**Exercise objective:** Go line by line through the entries below and count those containing the string "dolor"; give only the count.

+++ Supplied material

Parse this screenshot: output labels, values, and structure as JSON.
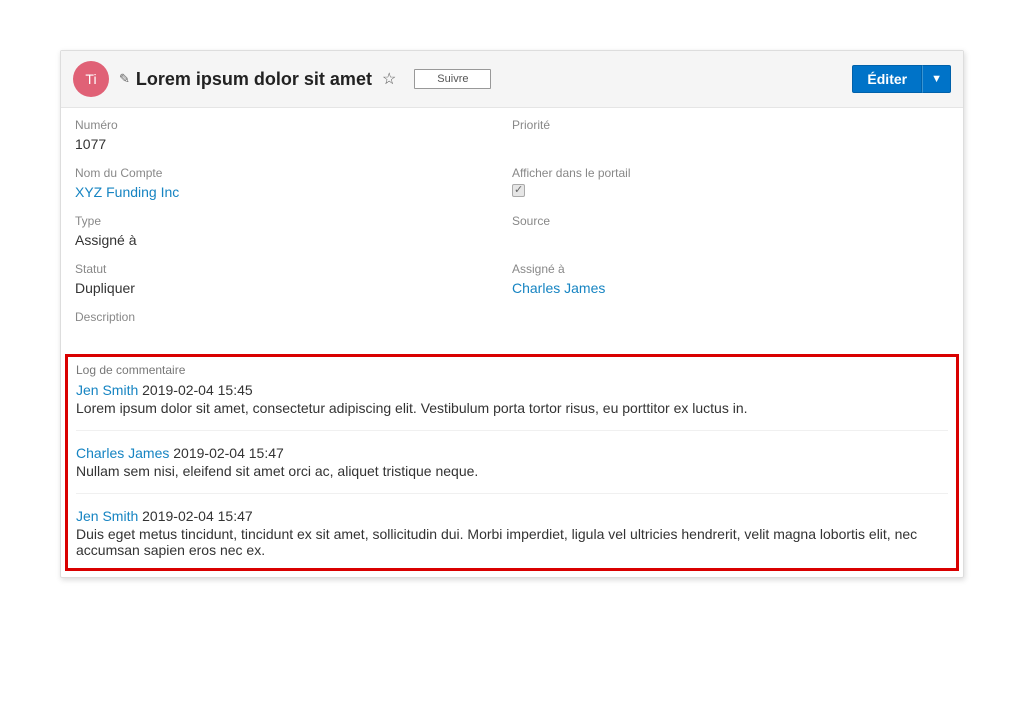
{
  "avatar": {
    "initials": "Ti",
    "bg": "#e06176"
  },
  "title": "Lorem ipsum dolor sit amet",
  "buttons": {
    "follow": "Suivre",
    "edit": "Éditer"
  },
  "fields": {
    "numero": {
      "label": "Numéro",
      "value": "1077"
    },
    "priorite": {
      "label": "Priorité",
      "value": ""
    },
    "account": {
      "label": "Nom du Compte",
      "value": "XYZ Funding Inc"
    },
    "portal": {
      "label": "Afficher dans le portail",
      "checked": true
    },
    "type": {
      "label": "Type",
      "value": "Assigné à"
    },
    "source": {
      "label": "Source",
      "value": ""
    },
    "statut": {
      "label": "Statut",
      "value": "Dupliquer"
    },
    "assigne": {
      "label": "Assigné à",
      "value": "Charles James"
    },
    "description": {
      "label": "Description",
      "value": ""
    }
  },
  "commentlog": {
    "title": "Log de commentaire",
    "items": [
      {
        "author": "Jen Smith",
        "ts": "2019-02-04 15:45",
        "text": "Lorem ipsum dolor sit amet, consectetur adipiscing elit. Vestibulum porta tortor risus, eu porttitor ex luctus in."
      },
      {
        "author": "Charles James",
        "ts": "2019-02-04 15:47",
        "text": "Nullam sem nisi, eleifend sit amet orci ac, aliquet tristique neque."
      },
      {
        "author": "Jen Smith",
        "ts": "2019-02-04 15:47",
        "text": "Duis eget metus tincidunt, tincidunt ex sit amet, sollicitudin dui. Morbi imperdiet, ligula vel ultricies hendrerit, velit magna lobortis elit, nec accumsan sapien eros nec ex."
      }
    ]
  }
}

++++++

**Exercise result:** 2